■ Task to complete
Write out each line from the data below that includes the word "Type".

■ Stored data
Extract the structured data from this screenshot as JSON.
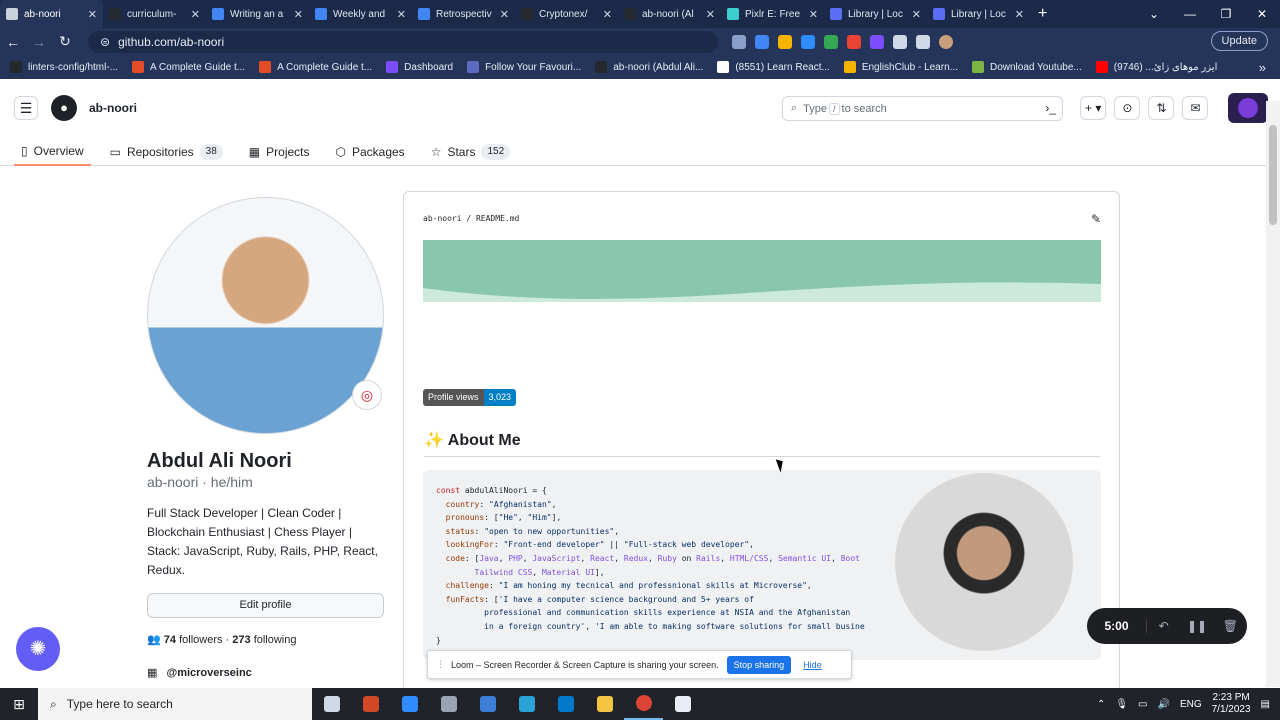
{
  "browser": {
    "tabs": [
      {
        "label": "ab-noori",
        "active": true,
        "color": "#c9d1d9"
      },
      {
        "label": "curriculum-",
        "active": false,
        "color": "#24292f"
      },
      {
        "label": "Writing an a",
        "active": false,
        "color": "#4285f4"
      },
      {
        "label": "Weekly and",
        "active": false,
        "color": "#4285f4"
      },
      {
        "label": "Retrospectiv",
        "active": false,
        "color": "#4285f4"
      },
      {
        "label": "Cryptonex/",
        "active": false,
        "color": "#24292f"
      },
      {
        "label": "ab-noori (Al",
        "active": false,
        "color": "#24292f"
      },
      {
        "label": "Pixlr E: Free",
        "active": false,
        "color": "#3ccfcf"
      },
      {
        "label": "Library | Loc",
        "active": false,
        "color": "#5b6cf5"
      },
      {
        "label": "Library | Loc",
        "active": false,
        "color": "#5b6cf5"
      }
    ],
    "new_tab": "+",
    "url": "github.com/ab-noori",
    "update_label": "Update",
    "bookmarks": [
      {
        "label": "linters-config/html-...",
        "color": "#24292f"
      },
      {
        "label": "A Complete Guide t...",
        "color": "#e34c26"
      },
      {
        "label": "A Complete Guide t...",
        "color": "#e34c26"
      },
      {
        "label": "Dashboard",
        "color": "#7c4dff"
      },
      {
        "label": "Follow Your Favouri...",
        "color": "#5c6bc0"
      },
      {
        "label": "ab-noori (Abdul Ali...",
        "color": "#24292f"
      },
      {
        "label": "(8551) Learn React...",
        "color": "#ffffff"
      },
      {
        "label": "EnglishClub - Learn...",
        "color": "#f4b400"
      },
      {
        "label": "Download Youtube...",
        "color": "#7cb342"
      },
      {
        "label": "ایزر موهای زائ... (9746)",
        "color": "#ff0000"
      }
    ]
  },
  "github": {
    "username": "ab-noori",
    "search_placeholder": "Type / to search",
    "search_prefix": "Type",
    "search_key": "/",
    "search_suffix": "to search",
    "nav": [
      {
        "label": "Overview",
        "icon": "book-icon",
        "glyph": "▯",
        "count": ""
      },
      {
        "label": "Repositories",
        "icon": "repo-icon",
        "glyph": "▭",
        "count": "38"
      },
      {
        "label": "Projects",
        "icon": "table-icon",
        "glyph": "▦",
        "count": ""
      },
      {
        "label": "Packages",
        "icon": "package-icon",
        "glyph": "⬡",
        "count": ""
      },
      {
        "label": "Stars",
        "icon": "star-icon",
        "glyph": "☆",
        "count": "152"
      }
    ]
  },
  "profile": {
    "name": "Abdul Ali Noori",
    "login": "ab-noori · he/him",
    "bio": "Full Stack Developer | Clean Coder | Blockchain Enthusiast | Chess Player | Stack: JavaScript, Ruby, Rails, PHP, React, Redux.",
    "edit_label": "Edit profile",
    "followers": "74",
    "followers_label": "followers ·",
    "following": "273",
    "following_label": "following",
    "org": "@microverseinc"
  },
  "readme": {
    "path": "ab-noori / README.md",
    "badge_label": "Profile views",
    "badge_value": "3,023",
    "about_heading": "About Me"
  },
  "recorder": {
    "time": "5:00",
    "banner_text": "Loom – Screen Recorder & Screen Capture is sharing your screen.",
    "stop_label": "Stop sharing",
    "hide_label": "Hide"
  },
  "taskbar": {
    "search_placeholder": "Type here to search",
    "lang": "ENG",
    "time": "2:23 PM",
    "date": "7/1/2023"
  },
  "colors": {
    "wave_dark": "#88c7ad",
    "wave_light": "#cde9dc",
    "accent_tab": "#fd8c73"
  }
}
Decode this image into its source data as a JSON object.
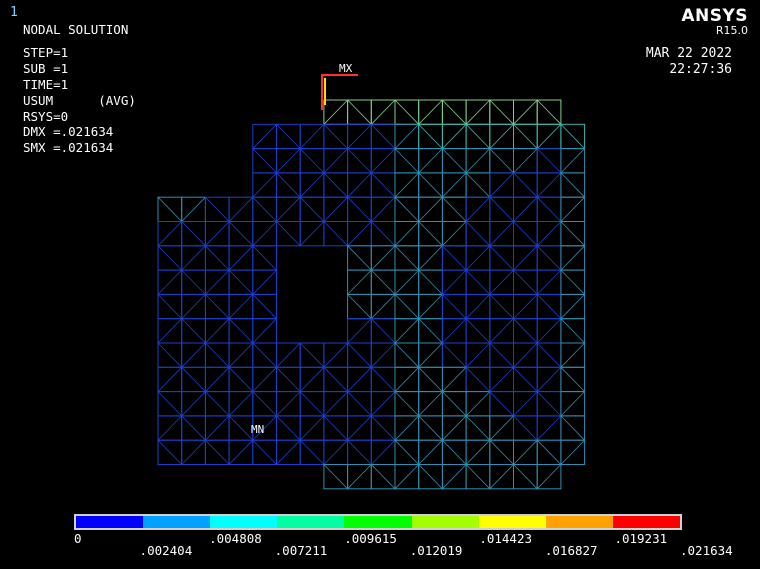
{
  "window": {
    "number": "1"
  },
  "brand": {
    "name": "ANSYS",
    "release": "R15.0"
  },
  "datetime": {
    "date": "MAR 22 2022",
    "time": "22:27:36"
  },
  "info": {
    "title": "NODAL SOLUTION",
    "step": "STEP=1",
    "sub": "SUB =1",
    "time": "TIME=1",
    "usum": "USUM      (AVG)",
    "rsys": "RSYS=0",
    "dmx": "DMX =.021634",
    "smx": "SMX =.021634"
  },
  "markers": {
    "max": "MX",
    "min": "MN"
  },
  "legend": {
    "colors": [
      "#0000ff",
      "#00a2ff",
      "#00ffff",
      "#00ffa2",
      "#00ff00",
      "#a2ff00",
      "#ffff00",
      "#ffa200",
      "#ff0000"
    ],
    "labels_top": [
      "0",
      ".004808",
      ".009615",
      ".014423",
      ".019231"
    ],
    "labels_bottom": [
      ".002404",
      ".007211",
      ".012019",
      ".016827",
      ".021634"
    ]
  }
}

■ Exercise result
    "search_placeholder": "Type / to search",
    "search_prefix": "Type",
    "search_placeholder": "Type here to search",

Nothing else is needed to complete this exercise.